In 821 Pope Paschal decided to repair the crumbling ruin of her church. Wanting to have a relic of the saint’s, he searched the catacombs. He could not find them, believing that they might have been looted by the Lombards. In a dream Cecilia encouraged him to continue his search, that in actuality, he had been very near her body. In the neighboring catacomb of Pratextarus, it was discovered that many bodies of the original martyrs had been moved to prevent thievery. One, perfectly preserved young woman, wrapped in gold, with bloody rags at her feet, was thought to be Cecilia. Among other martyrs with her were Valerianus and Tiburtius. These relics along with those of the ancient popes Urbanus and Lucius were installed in the altar of the Church of Saint Cecilia in Trastevere.

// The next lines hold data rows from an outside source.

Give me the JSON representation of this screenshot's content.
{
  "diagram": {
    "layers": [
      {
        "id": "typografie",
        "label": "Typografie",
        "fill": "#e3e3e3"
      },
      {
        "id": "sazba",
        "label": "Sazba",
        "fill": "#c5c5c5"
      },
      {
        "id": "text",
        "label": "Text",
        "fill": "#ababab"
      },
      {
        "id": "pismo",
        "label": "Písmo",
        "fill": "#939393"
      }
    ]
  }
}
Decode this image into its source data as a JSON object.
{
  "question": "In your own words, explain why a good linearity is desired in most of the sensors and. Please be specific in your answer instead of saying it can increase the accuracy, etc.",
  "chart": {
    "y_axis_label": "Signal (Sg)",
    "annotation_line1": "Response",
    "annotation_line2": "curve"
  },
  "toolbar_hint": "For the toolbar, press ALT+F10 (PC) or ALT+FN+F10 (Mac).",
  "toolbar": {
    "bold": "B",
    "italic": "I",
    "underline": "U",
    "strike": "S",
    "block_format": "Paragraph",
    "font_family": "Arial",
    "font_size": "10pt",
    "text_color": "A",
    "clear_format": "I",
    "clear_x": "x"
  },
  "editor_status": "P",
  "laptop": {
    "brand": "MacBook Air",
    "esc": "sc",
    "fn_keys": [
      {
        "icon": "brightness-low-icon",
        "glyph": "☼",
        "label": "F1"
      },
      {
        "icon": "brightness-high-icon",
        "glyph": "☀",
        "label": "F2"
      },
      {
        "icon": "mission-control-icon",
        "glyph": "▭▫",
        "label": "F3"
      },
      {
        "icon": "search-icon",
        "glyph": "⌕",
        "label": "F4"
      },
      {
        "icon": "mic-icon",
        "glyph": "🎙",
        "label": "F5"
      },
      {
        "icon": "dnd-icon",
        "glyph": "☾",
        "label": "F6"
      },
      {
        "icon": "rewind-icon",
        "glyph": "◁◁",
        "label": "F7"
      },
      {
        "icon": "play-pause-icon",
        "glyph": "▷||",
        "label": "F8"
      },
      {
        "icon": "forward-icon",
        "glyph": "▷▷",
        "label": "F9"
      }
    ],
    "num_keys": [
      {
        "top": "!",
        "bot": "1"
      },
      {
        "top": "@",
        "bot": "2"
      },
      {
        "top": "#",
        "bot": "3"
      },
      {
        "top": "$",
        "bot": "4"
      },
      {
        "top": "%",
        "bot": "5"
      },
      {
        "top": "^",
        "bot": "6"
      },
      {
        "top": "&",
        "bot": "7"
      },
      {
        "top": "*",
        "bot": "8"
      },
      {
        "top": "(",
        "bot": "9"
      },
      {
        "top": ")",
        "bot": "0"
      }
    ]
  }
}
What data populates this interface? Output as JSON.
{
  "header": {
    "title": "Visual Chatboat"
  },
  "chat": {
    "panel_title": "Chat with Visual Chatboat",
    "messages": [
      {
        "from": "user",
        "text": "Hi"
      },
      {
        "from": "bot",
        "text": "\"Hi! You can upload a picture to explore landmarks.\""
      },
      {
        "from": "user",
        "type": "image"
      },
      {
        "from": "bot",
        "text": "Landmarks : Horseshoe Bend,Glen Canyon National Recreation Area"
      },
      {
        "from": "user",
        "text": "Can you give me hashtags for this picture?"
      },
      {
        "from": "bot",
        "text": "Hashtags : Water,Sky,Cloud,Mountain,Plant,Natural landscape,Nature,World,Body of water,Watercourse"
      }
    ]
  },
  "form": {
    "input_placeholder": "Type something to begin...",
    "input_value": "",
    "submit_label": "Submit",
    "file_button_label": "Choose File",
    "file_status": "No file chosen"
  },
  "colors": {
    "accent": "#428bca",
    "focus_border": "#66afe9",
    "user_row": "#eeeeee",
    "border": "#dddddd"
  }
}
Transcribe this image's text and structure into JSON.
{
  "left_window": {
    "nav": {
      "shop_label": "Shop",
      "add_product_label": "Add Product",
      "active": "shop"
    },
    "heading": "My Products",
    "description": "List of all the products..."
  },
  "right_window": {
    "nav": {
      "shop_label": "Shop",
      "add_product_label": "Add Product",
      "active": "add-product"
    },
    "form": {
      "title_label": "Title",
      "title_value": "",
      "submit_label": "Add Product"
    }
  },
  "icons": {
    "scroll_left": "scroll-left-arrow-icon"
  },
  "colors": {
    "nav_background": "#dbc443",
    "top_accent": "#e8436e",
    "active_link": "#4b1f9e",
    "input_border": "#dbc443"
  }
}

During the early Renaissance when many ancient texts were being translated, the lines in her Acts that read, “Cantantibus organis illa in corde suo soi domino decantabat”, (“While musicians played at her nuptials, she sang only in her heart to God.”) were misconstrued to say that Cecilia herself played the organ at her own wedding. From this grew the legend that she not only could play every single musical instrument, but Cecilia even invented the organ. When an early 16th Century Florentine Musical Academy named Cecilia as their patron saint, other musical organizations followed suit, including the Academy of Music in Rome. This is the beginning of Cecilia’s patronage of music and poetry. From the Renaissance on, all visual depictions of Cecilia feature musical instruments. In England it became a tradition to celebrate Saint Cecilia’s Day with musical concerts and many great composers have written compositions in her honor.
It was in the spirit of this newfound respect for the Arts brought on by the Renaissance that a renovation of Saint Cecilia’s in Trastevere was undertaken in 1599. When the relics of Cecilia and the other martyrs were found beneath the altar, it became a major event in the cultural world. One of the official witnesses to the uncovering of the relics was the sculptor Stefano Maderno. According to those who were there, Cecilia was still incorrupt and his work , which resides in the church, is an uncanny physical likeness of the saint. Though this was almost 1500 years after her death, the streets of Rome were thronged with thousands who came to honor her. On November 22, 1599 the Pope came to her basilica to celebrate a Solemn High Mass accompanied by 42 Cardinals. Cecilia’s remains were then re-interred beneath the high altar..
Though the story of Cecilia has always been considered a pious legend, future restorations of her church in Trastevere unearthed the bathroom in a private Roman home from ancient times complete with a boiler and lead pipes two levels underneath the building, presenting the feasibility that there might be more truth in the story of her life than was first considered possible. What cannot be denied is that Cecilia had captured the public imagination, becoming a popular subject for painters such as Raphael, Delaroche and Poussin. Handel, Gounod, Scarlatti and Benjamin Britten are just a few of the composers who have written musical celebrations of her while poets from Chaucer to Auden have written odes to her. Today, it is customary for musicians to invoke her aid for a good performance.
In art Cecilia is represented holding or playing a musical instrument. Sometimes she is surrounded by angels. Martyrs palms, lilies for purity and roses for the wreath she and her husband were given by the angel on their wedding night.
Musician’s Prayer to Saint Cecilia
Heroic martyr who stayed faithful to Jesus your divine bridegroom,
Give us faith to rise above our persecutors and to see in them the
Image of our Lord.
We know that you were a musician and we are told that you
Heard angels sing.
Inspire musicians to gladden the hearts of people by filling the air
With God’s gift of music and reminding them of the Divine Musician
Who created all beauty.
Excerpted from the book: “Saints: Ancient and Modern” by Barbara Calamari and Sandra DiPasqua